One interesting response to the Sushileaks fiasco: Why should anyone care about the squabbles of Reddit moderators? They’re just a bunch of pseudonymous Internet strangers.

Reddit’s default subreddits—the 20 communities every person subscribes to automatically when they sign up—are huge. Each drive hundreds of thousands of unique visitors daily. That’s enough traffic to make each place a valuable online property in its own right.

Right now, a small group of users hold sway over the majority of these subreddits and, therefore, a control huge proportion of Reddit, Inc’s traffic.

Moderators are unpaid volunteers. A subreddit is theirs to alter, censor, or play with as they see fit. This isn’t usually a problem, because most are hard-working volunteers who really care about the community.

But as karmanaut’s multiple-personality proclivity shows, there is potential for abuse, and there is no check on that abuse. Only a combination of admin and moderator intervention saved r/IAmA last year when that subreddit’s founder, 32bites, decided to shut it down.

Subreddit subscriptions should function in a kind of free market—if you don’t like the way a community is run, you migrate to its competitor. That works when the competition involves Reddit’s smaller communities but not when it includes on of Reddit’s semi-official communities: the defaults.

If you want to make a competitor to, say, r/askreddit or r/science, you’ll be handicapped from the start: You won’t just be competing with an established subscriber base in the millions; you’ll be fighting against the explicit support and endorsement of Reddit HQ.

What’s the practical value of that support? An endless stream of new subscribers thanks to the community’s default status, and, as the Sushileaks show, preferential access to the site’s paid staff.

“Moderators,” the Reddit FAQ tells us, “have no special powers outside of the community they moderate, and are not appointed by reddit.”

That’s patently false.

Reddit’s default subscription system has created a privileged class of semi-official moderators. Most are hard working.

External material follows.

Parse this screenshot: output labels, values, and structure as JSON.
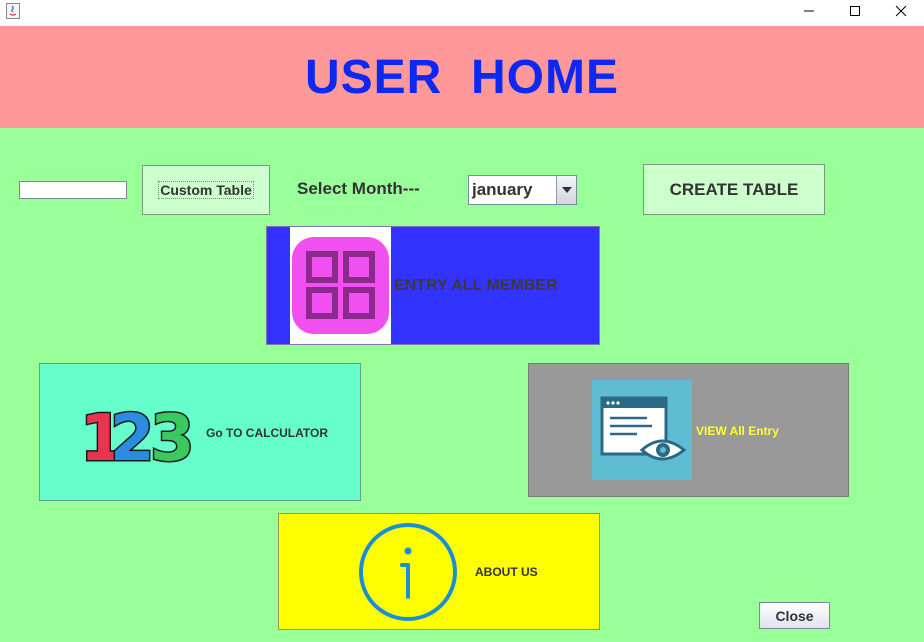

Most clearly want to keep Reddit running smoothly and help the community flourish.

But the system that created them is broken.